August 09, 2008
They like Sen. Barack Obama's progressive style of politics, but some
1960s-era radicals are questioning the candidate's recent swing to
the middle on some big issues. "I like Barack Obama," says Bobby
Seale, cofounder of the Black Panther Party. "I'm a progressive," he
says. "The progression has to be manifested in a new direction in
policies and legislation," says Seale. "I'm hoping that he is able to
make a dent in that direction with the office of the presidency."
Seale adds an "oh, yeah" when asked if his activismhighlighted in
the new DVD release Chicago 10 paved the way for Obama's candidacy.
The movie, being released during the Democratic National Convention
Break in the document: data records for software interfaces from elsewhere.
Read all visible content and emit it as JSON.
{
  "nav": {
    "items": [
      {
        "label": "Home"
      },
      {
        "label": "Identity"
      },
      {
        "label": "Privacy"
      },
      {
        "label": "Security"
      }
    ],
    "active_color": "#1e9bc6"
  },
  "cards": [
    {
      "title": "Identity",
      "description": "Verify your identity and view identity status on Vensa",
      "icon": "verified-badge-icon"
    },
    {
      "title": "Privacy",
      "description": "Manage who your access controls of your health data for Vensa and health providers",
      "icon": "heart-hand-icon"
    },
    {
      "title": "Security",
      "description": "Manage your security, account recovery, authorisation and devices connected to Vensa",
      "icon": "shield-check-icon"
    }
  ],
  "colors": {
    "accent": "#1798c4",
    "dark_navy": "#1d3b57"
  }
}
this month, combines animation and real video of 1968 protests at the
Democratic convention and the subsequent trial of Seale and others
for their participation. Seale's conviction was eventually reversed.
Pal and former Yippie frontman Paul Krassner says that unlike then,
today it's best to protest from inside, and Obama is best suited to
do that. "This time, the protest might be more effective within the
system, with voting for somebody who will at least appoint Supreme
Court judges who have compassion instead of nutsiness," he says. But
on Obama, Krassner frets, "I have disappointments in a lot of the
compromises he's made, but that's the game he's playing. I just have
to remember that his middle name is 'I'm Not Bush.' "